At least once a week, someone asks me, “Why study Latin?” or “Why do you like Latin?” or “Why is Latin still useful?” These questions are usually followed by, “Isn’t Latin a dead language?” In response to that, I say yes and no.
Yes, Latin may be considered dead in the sense that it is no one’s first language, and no one acquires it from a young age just by listening to adults talking around them. Yes, Latin may be considered dead in the sense that it is not regularly spoken as an auxiliary language, except perhaps in the Vatican and in certain isolated groups of people (usually found in colleges and universities, with some trickle-down into secondary schools) who like to talk to one another in Latin. Cambridge has a “Latin Lunch” every Wednesday, at which time students and teachers may gather to discuss Latin in Latin.
On the other hand, Latin is still thriving. During the last few decades, classical education has made a resurgence, a big part of which is the teaching and learning of Latin. In addition, whenever new discoveries are made in the various fields of science, technology, medicine, law, theology, and others, very often the discoverers will name it using Latin (and Greek) roots. Here are a couple of quotes: “Latin is both a classical and a liturgical language, a dead language that never died…Latin also has not died because it was reborn and renamed as – the five Romance languages” (Classical Academic Press). “Latin is not dead; it’s immortal” (Memoria Press).
Thirdly, pocket Latin dictionaries are full of fun, newly-invented words like “pedifollis” and “minutal” (soccer and hamburger, respectively) that capture the attention of curious folks.
Regardless of the deadness of Latin, here’s a few short reasons why we still study it and why I enjoy it.
First, it is a major component of classical education, and a foundational part of Western civilization. Most writers of English, American, and Romance language literature were very familiar with Latin (and Greek) literature; they regularly drew from and referenced various works. For more on this and the following points, please also refer to Dorothy Sayers’ essay “The Lost Tools of Learning.”

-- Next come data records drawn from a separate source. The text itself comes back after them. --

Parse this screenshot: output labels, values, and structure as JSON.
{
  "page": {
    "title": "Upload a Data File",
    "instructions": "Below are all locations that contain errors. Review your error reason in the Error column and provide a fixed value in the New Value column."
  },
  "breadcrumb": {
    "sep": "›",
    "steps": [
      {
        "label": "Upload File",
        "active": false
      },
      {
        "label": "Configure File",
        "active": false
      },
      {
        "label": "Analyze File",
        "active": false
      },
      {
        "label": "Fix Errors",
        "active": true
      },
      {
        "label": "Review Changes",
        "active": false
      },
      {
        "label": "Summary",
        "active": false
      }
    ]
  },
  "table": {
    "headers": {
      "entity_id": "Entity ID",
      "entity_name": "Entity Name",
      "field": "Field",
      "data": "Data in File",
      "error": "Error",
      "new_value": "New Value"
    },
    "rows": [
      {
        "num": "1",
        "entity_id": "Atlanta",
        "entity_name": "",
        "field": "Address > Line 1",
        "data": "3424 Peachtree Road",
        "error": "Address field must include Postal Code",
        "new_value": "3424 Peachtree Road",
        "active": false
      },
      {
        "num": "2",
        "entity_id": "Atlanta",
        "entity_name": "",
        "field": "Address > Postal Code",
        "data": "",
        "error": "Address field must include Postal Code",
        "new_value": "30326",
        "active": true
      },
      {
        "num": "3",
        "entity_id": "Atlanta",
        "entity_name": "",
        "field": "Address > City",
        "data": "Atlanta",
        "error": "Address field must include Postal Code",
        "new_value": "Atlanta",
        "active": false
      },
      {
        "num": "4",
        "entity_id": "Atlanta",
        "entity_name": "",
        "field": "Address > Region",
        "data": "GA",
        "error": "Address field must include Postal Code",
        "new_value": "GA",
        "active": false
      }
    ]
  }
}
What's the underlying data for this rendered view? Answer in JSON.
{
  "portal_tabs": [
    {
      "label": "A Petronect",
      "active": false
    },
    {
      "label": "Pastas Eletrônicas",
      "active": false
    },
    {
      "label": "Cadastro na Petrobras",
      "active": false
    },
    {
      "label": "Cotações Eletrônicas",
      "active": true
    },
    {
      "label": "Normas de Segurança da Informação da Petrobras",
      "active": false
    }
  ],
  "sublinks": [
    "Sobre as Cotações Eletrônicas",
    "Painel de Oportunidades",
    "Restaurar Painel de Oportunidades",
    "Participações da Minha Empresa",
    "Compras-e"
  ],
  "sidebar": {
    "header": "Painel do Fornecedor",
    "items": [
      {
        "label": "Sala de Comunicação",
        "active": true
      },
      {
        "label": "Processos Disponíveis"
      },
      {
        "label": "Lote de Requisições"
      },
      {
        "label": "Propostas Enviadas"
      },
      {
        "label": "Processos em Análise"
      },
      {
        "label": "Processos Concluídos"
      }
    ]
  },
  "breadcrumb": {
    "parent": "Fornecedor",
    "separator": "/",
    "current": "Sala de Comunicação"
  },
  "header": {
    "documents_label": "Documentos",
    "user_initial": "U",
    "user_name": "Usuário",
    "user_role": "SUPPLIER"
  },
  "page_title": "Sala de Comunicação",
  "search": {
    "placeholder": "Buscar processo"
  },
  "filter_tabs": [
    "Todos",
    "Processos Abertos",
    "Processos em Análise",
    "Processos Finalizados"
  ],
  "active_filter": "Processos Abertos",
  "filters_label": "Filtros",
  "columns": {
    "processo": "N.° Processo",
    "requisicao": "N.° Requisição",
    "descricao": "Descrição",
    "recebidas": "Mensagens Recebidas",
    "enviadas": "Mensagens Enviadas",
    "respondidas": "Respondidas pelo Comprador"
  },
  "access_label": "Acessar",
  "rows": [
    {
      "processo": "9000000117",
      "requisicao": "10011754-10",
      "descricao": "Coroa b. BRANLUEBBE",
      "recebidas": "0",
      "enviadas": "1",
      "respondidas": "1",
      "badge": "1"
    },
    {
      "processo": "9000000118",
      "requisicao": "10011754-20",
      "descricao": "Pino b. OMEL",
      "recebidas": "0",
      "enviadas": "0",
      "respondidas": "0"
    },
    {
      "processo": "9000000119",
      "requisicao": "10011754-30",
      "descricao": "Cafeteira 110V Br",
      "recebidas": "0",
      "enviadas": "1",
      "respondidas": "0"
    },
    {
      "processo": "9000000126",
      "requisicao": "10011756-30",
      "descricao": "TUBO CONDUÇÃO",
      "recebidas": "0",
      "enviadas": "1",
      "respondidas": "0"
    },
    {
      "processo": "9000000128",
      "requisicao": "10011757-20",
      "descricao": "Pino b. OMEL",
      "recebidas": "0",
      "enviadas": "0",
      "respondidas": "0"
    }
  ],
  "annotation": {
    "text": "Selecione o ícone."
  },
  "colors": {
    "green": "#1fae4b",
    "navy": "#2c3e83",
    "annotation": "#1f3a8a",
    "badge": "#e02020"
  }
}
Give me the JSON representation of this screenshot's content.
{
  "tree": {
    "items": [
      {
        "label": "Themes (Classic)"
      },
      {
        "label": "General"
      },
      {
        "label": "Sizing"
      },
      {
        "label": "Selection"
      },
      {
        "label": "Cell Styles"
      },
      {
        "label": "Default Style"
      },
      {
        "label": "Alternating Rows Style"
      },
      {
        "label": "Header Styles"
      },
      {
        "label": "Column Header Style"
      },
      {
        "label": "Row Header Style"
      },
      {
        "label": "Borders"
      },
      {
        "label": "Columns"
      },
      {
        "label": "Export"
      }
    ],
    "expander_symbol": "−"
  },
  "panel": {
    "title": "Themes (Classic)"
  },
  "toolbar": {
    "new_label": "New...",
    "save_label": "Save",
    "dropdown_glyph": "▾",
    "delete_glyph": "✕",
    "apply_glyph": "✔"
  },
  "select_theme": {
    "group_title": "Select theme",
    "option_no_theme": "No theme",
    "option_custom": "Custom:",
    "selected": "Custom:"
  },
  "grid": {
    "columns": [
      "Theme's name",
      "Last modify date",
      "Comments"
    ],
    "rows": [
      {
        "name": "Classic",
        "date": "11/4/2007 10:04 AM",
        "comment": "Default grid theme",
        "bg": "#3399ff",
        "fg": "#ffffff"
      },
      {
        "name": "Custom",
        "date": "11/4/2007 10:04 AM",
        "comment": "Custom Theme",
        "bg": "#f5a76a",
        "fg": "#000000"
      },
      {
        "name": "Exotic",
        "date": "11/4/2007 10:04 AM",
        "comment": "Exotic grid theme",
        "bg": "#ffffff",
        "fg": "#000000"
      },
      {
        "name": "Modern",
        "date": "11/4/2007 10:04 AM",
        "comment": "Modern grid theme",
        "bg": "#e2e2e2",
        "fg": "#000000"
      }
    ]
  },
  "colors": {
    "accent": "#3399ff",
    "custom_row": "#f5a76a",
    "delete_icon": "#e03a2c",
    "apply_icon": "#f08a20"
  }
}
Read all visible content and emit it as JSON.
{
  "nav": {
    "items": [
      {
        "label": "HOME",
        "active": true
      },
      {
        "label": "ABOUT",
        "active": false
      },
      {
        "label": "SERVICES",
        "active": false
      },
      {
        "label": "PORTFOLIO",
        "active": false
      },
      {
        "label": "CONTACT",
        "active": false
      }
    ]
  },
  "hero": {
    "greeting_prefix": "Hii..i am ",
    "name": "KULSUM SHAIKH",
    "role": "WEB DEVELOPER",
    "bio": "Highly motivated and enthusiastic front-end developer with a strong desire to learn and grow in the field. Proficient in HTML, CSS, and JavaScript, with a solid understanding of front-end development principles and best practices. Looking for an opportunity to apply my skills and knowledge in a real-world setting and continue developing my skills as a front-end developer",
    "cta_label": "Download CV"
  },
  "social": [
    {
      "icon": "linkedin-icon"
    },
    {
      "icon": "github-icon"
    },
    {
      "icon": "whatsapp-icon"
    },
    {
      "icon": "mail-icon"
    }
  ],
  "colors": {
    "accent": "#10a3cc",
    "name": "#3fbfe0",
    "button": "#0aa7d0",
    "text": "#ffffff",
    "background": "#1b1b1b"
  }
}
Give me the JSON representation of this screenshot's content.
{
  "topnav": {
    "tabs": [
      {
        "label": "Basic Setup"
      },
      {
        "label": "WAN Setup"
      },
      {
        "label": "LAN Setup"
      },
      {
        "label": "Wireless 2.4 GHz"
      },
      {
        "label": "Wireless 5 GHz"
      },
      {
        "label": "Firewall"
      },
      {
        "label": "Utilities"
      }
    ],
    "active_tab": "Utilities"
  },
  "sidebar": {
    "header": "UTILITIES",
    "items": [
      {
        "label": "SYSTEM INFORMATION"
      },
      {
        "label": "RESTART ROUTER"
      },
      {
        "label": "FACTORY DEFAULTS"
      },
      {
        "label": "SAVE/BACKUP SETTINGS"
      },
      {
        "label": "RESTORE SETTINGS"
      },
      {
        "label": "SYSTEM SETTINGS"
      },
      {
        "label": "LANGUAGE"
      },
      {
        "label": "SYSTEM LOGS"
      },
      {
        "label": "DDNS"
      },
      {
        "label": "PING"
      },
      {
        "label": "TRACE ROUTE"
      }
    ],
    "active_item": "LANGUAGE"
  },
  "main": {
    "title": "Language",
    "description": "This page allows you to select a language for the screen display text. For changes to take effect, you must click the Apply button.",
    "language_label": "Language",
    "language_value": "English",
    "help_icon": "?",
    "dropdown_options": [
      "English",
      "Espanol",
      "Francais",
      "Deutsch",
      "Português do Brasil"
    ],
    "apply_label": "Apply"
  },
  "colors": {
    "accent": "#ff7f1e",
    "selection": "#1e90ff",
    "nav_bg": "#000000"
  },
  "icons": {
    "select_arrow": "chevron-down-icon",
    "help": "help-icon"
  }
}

Secondly, Latin forms the basis of all the Romance languages, and has many English derivatives. Over half of the English language comes from Latin (and Greek) word roots. Those who study Latin are much better equipped to learn other languages, especially the Romance languages. However, the skills needed to master vocabulary and grammar apply to the study of every language.
Thirdly, by studying Latin, we refine our critical thinking skills. It uses all parts of the brain to break down the relationships between stems and endings, while keeping in mind all of the parts of speech. Given that the English language does not function in the same way as Latin, it’s a great brain exercise.
Fourthly, by studying languages we learn about people, cultures, and civilizations who have gone before us. As Goethe said, “Those who know nothing of foreign languages know nothing of their own.” Given that English vocabulary is at least half Latin (and Greek), it makes sense to study it; not only does it unlock more of English, but more of other languages, histories, and cultures as well. It is commonly said in history classes, but is applicable here, that “Those who do not remember history are condemned to repeat it” (Santayana).
Why do I like Latin? Besides the aforementioned reasons, Latin is like a giant puzzle! Between stems, infixes, and endings, there are so many possible combinations of meanings, and it’s a joy to unscramble. Yet despite it’s seemingly scattered nature, especially compared with English, Latin is very orderly. English depends entirely on word order and has few grammatical inflections; Latin depends entirely on grammatical inflections, and while there is some word order – different than that of English – it is very loose. By following the endings, however, one can properly assemble the pieces of the puzzle. Prose literature has more grammatical variation and its structure can be baffling to young students. Many of our Latin Literature students struggled through Cicero (as did I, when I first started, but I can see its beauty now); that struggle not only sharpened their faculties of analysis, but also increased their appreciation for “easier” Latin authors. Poetry is beautiful in a different way; the grammar is less varied, but the meter and word order convey other ideas. I find, perhaps because I have studied more Latin, that I understand Latin poetry more than English poetry.
I shall conclude with a quote from a former Cambridge faculty member. In a reflection from 2004, former assistant headmaster Bryan Smith wrote, “It is again generally acknowledged that Latin is uniquely suited to training the mind in basic linguistic structures, cultivating precision and style in the use of words, while also unlocking the meaning of much of our native tongue. All of this is part of the “formative” argument for Latin and does not even address its cultural benefits… Many of our students at Cambridge, due to their studies of logic, may recognize the implied argument of this essay as an argumentum ad profundum. It’s true; I confess. Nevertheless, what these authorities are noting may be more than a matter of mere appearance. Students who persist in their studies of Latin may find that, in time, they not only present the appearance of diligence, depth, and intellect; but also have, in fact, the real thing.”